── DATASET RECORDS ──
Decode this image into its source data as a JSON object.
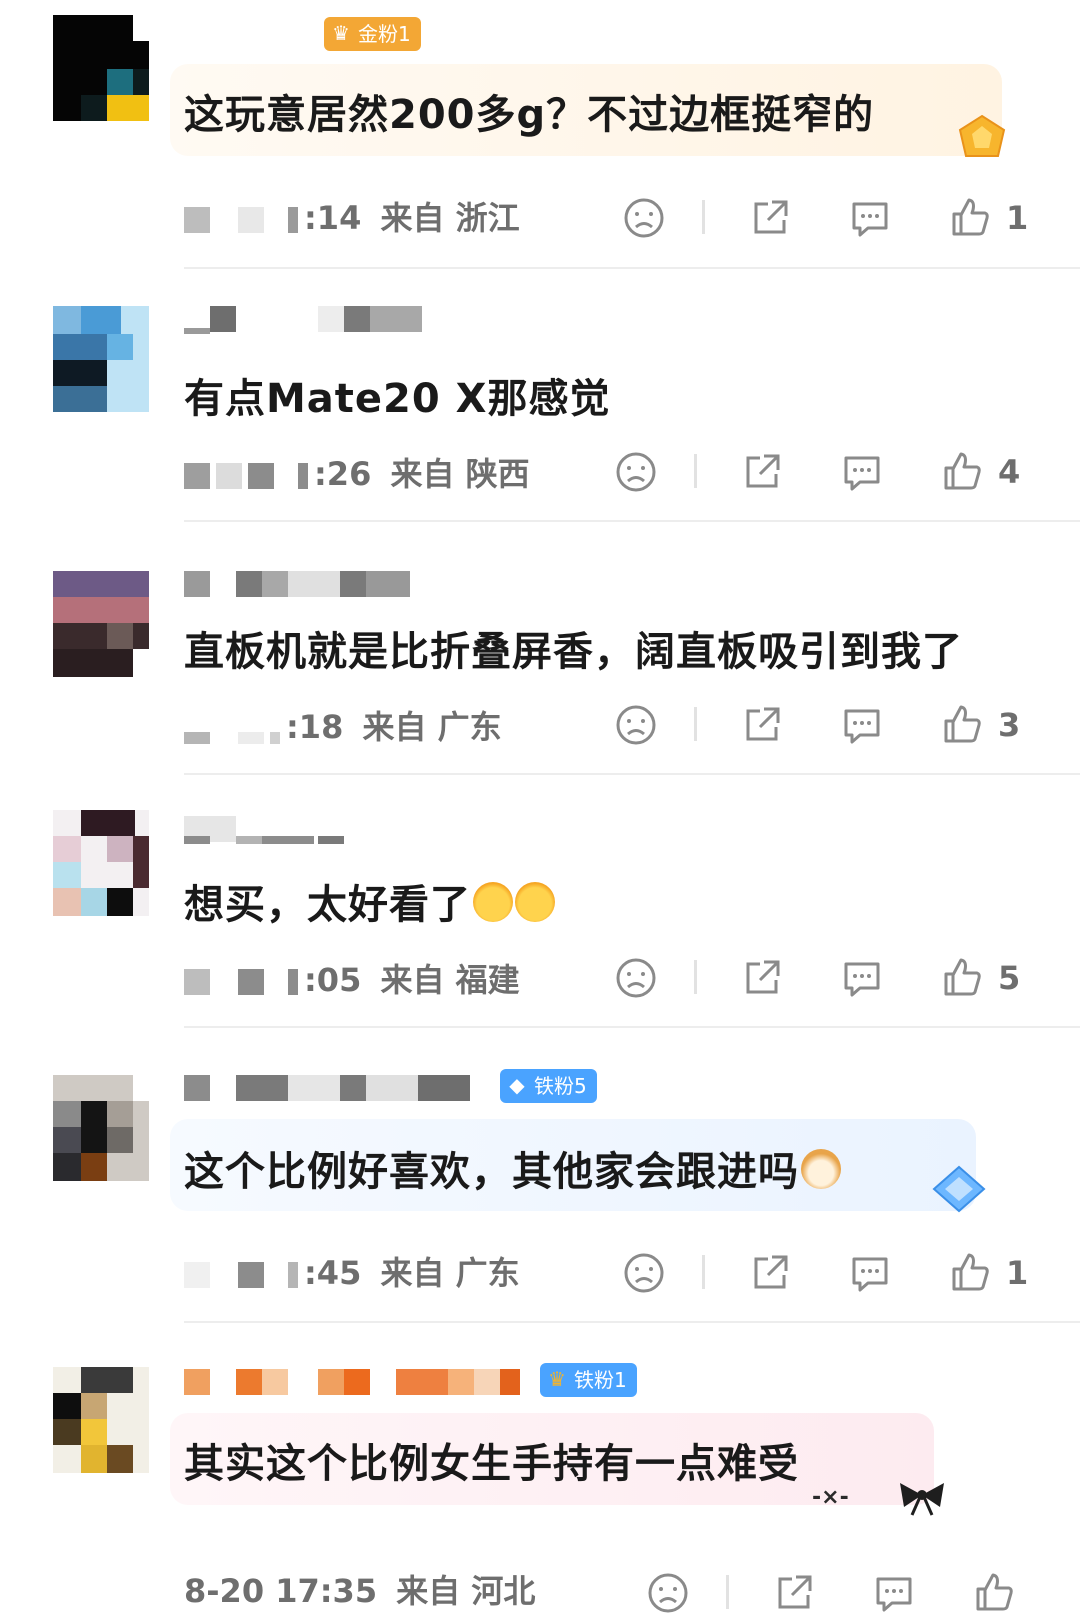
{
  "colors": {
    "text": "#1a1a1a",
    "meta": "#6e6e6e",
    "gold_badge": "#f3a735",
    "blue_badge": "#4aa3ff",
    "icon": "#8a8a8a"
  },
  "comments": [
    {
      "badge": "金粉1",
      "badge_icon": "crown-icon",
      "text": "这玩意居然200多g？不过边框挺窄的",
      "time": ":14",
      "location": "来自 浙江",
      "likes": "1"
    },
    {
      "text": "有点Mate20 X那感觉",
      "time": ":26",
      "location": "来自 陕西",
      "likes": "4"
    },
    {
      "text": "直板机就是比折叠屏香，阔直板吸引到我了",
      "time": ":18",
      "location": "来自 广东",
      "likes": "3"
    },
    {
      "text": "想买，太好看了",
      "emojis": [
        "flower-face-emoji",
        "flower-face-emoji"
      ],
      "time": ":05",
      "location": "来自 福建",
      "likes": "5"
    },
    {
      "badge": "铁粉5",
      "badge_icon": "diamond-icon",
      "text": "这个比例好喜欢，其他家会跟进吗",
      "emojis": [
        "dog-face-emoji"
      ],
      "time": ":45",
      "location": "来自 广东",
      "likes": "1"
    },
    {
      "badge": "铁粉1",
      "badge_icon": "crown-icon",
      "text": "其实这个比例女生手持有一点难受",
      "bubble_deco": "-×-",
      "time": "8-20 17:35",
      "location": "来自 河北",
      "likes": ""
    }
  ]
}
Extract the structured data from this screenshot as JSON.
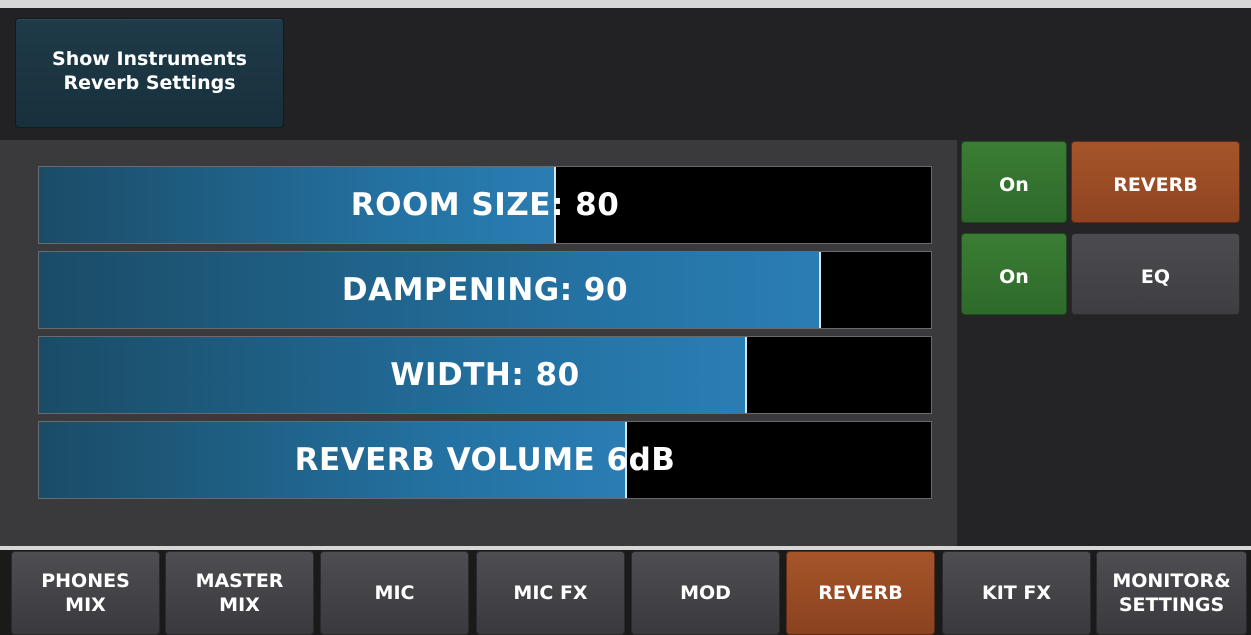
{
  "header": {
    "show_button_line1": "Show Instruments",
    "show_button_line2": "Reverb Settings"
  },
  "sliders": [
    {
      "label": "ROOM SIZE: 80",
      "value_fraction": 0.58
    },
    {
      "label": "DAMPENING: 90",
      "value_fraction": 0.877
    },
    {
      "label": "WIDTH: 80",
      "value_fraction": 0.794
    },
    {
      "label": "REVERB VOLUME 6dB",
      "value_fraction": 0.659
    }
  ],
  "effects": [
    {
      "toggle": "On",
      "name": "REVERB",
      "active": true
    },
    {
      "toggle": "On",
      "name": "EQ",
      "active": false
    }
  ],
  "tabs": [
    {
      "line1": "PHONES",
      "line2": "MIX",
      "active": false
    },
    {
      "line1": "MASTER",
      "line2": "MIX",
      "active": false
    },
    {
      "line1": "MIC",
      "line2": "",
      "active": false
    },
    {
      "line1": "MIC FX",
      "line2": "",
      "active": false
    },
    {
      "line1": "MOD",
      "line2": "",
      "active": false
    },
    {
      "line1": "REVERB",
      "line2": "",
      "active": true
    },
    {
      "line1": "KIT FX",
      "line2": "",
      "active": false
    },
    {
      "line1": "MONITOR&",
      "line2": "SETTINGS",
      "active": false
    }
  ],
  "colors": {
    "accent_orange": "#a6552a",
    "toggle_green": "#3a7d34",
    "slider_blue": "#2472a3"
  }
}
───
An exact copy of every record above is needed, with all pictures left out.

▶ _PROBLEM SOLUTION_
Decode this image into its source data as a JSON object.
{
  "colors": {
    "text": "#1a1a1a",
    "meta": "#6e6e6e",
    "gold_badge": "#f3a735",
    "blue_badge": "#4aa3ff",
    "icon": "#8a8a8a"
  },
  "comments": [
    {
      "badge": "金粉1",
      "badge_icon": "crown-icon",
      "text": "这玩意居然200多g？不过边框挺窄的",
      "time": ":14",
      "location": "来自 浙江",
      "likes": "1"
    },
    {
      "text": "有点Mate20 X那感觉",
      "time": ":26",
      "location": "来自 陕西",
      "likes": "4"
    },
    {
      "text": "直板机就是比折叠屏香，阔直板吸引到我了",
      "time": ":18",
      "location": "来自 广东",
      "likes": "3"
    },
    {
      "text": "想买，太好看了",
      "emojis": [
        "flower-face-emoji",
        "flower-face-emoji"
      ],
      "time": ":05",
      "location": "来自 福建",
      "likes": "5"
    },
    {
      "badge": "铁粉5",
      "badge_icon": "diamond-icon",
      "text": "这个比例好喜欢，其他家会跟进吗",
      "emojis": [
        "dog-face-emoji"
      ],
      "time": ":45",
      "location": "来自 广东",
      "likes": "1"
    },
    {
      "badge": "铁粉1",
      "badge_icon": "crown-icon",
      "text": "其实这个比例女生手持有一点难受",
      "bubble_deco": "-×-",
      "time": "8-20 17:35",
      "location": "来自 河北",
      "likes": ""
    }
  ]
}
Extract the structured data from this screenshot as JSON.
{
  "header": {
    "show_button_line1": "Show Instruments",
    "show_button_line2": "Reverb Settings"
  },
  "sliders": [
    {
      "label": "ROOM SIZE: 80",
      "value_fraction": 0.58
    },
    {
      "label": "DAMPENING: 90",
      "value_fraction": 0.877
    },
    {
      "label": "WIDTH: 80",
      "value_fraction": 0.794
    },
    {
      "label": "REVERB VOLUME 6dB",
      "value_fraction": 0.659
    }
  ],
  "effects": [
    {
      "toggle": "On",
      "name": "REVERB",
      "active": true
    },
    {
      "toggle": "On",
      "name": "EQ",
      "active": false
    }
  ],
  "tabs": [
    {
      "line1": "PHONES",
      "line2": "MIX",
      "active": false
    },
    {
      "line1": "MASTER",
      "line2": "MIX",
      "active": false
    },
    {
      "line1": "MIC",
      "line2": "",
      "active": false
    },
    {
      "line1": "MIC FX",
      "line2": "",
      "active": false
    },
    {
      "line1": "MOD",
      "line2": "",
      "active": false
    },
    {
      "line1": "REVERB",
      "line2": "",
      "active": true
    },
    {
      "line1": "KIT FX",
      "line2": "",
      "active": false
    },
    {
      "line1": "MONITOR&",
      "line2": "SETTINGS",
      "active": false
    }
  ],
  "colors": {
    "accent_orange": "#a6552a",
    "toggle_green": "#3a7d34",
    "slider_blue": "#2472a3"
  }
}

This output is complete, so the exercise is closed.